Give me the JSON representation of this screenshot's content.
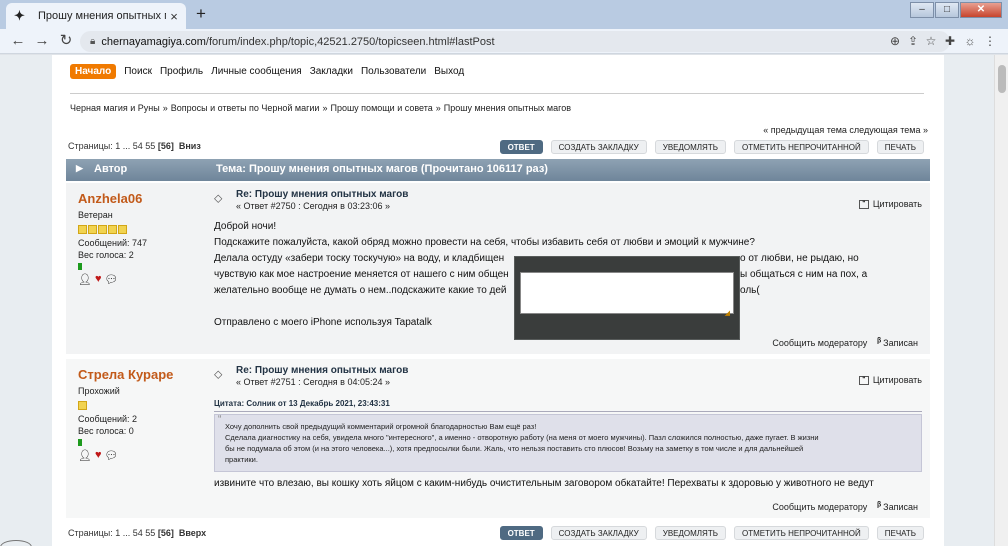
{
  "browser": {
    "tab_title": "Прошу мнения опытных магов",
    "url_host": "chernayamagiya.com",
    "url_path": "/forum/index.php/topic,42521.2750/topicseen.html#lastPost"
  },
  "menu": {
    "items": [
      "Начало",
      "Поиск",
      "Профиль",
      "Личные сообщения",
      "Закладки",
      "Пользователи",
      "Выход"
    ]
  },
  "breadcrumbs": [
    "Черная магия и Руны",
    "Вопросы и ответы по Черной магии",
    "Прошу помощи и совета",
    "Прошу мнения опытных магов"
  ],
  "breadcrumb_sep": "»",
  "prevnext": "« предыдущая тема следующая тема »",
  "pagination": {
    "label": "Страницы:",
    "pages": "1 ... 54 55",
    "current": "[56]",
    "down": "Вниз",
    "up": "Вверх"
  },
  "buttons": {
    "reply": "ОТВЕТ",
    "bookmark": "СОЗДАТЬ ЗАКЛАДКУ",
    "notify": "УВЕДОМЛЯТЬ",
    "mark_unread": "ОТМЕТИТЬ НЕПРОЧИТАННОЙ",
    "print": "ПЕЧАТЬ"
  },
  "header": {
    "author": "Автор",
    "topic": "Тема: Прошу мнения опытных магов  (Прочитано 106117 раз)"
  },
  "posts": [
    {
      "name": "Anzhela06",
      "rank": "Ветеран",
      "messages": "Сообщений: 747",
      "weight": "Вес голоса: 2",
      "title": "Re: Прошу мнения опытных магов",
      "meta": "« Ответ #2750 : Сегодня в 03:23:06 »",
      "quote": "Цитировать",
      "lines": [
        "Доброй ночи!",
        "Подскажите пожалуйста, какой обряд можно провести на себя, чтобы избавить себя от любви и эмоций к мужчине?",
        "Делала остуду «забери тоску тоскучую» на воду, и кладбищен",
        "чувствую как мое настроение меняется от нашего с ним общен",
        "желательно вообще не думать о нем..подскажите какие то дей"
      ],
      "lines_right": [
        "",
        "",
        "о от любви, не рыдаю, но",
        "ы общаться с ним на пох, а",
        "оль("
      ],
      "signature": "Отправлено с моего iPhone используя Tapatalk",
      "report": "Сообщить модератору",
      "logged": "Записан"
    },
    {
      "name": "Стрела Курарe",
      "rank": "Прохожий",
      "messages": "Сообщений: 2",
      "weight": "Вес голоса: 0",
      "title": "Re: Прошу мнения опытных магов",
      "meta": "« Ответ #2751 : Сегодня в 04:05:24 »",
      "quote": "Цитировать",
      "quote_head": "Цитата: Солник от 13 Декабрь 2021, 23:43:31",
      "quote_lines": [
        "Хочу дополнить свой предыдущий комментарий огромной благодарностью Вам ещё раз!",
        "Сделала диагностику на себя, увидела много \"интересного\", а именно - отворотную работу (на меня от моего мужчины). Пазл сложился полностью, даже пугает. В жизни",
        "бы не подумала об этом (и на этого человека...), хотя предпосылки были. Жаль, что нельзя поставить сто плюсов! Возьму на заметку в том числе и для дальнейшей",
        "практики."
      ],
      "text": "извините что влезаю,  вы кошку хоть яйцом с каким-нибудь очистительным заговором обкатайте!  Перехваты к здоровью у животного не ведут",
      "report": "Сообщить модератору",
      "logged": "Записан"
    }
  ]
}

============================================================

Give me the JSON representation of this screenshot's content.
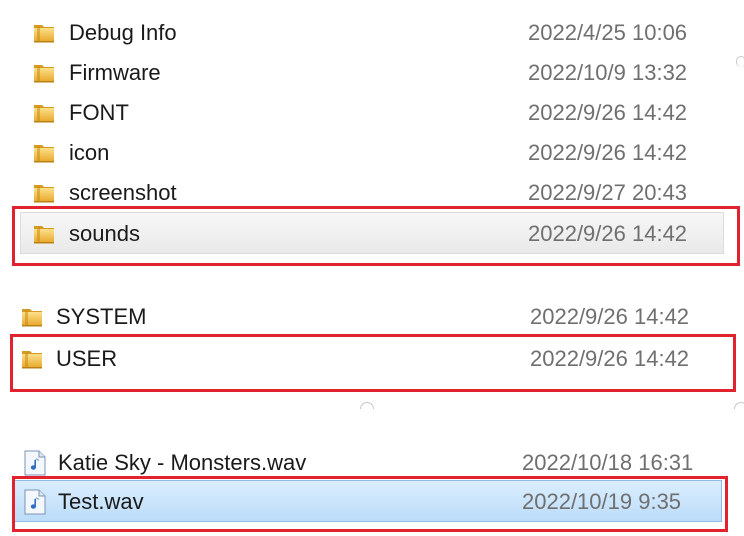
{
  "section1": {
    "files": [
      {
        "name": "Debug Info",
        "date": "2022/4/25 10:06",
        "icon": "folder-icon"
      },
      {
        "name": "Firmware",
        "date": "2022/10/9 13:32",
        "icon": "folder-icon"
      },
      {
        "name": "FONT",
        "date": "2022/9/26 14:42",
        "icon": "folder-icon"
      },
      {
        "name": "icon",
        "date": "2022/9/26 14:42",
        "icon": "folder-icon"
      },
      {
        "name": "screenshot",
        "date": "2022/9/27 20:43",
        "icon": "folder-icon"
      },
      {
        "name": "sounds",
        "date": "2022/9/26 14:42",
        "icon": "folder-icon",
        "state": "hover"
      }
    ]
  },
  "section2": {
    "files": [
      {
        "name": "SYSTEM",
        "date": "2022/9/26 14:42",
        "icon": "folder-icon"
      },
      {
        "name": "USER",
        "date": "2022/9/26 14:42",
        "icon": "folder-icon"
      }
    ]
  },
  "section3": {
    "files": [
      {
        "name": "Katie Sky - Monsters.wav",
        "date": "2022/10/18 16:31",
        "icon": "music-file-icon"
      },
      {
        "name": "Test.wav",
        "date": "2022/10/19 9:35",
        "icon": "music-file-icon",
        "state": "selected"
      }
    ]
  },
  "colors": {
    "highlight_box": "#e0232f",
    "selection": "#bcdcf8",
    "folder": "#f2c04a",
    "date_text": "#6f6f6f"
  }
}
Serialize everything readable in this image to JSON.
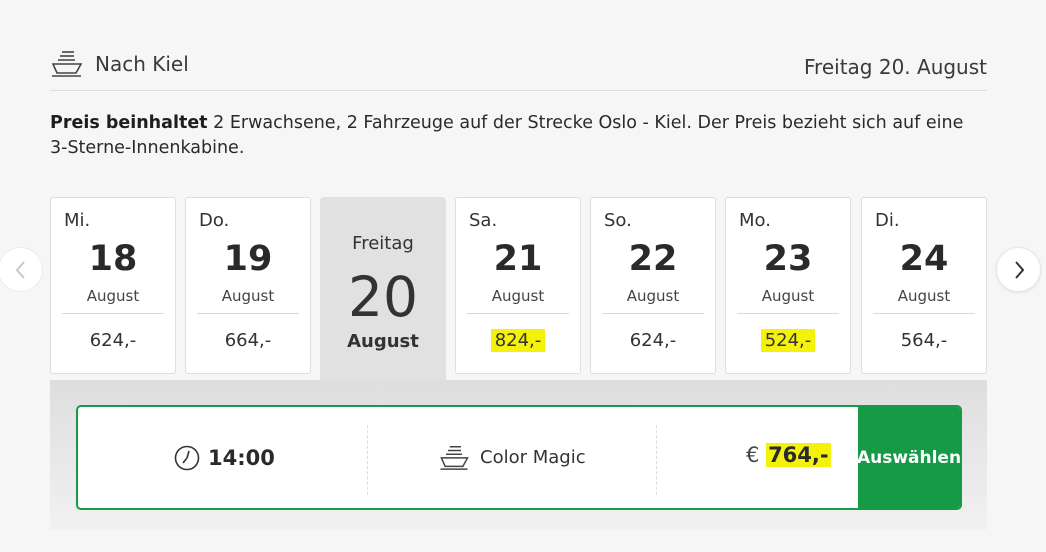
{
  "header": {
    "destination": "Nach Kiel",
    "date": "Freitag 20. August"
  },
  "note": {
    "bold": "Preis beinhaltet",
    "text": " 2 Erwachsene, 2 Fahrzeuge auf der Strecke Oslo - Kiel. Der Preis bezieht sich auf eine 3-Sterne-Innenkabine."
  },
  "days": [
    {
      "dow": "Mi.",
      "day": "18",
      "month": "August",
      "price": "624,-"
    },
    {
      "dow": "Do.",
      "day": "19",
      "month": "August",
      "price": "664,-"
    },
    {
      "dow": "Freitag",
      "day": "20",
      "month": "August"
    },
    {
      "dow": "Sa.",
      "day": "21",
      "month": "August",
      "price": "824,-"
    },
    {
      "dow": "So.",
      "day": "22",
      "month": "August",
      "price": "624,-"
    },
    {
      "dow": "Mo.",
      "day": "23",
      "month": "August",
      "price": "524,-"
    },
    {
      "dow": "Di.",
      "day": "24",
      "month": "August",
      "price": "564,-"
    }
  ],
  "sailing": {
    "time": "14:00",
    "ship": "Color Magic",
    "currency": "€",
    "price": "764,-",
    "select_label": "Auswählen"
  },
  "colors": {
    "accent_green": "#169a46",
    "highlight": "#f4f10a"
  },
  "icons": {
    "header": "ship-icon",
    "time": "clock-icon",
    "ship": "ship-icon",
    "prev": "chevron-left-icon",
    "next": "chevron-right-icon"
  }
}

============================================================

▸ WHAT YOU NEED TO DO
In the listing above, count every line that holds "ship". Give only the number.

▸ OUTPUT BELOW
3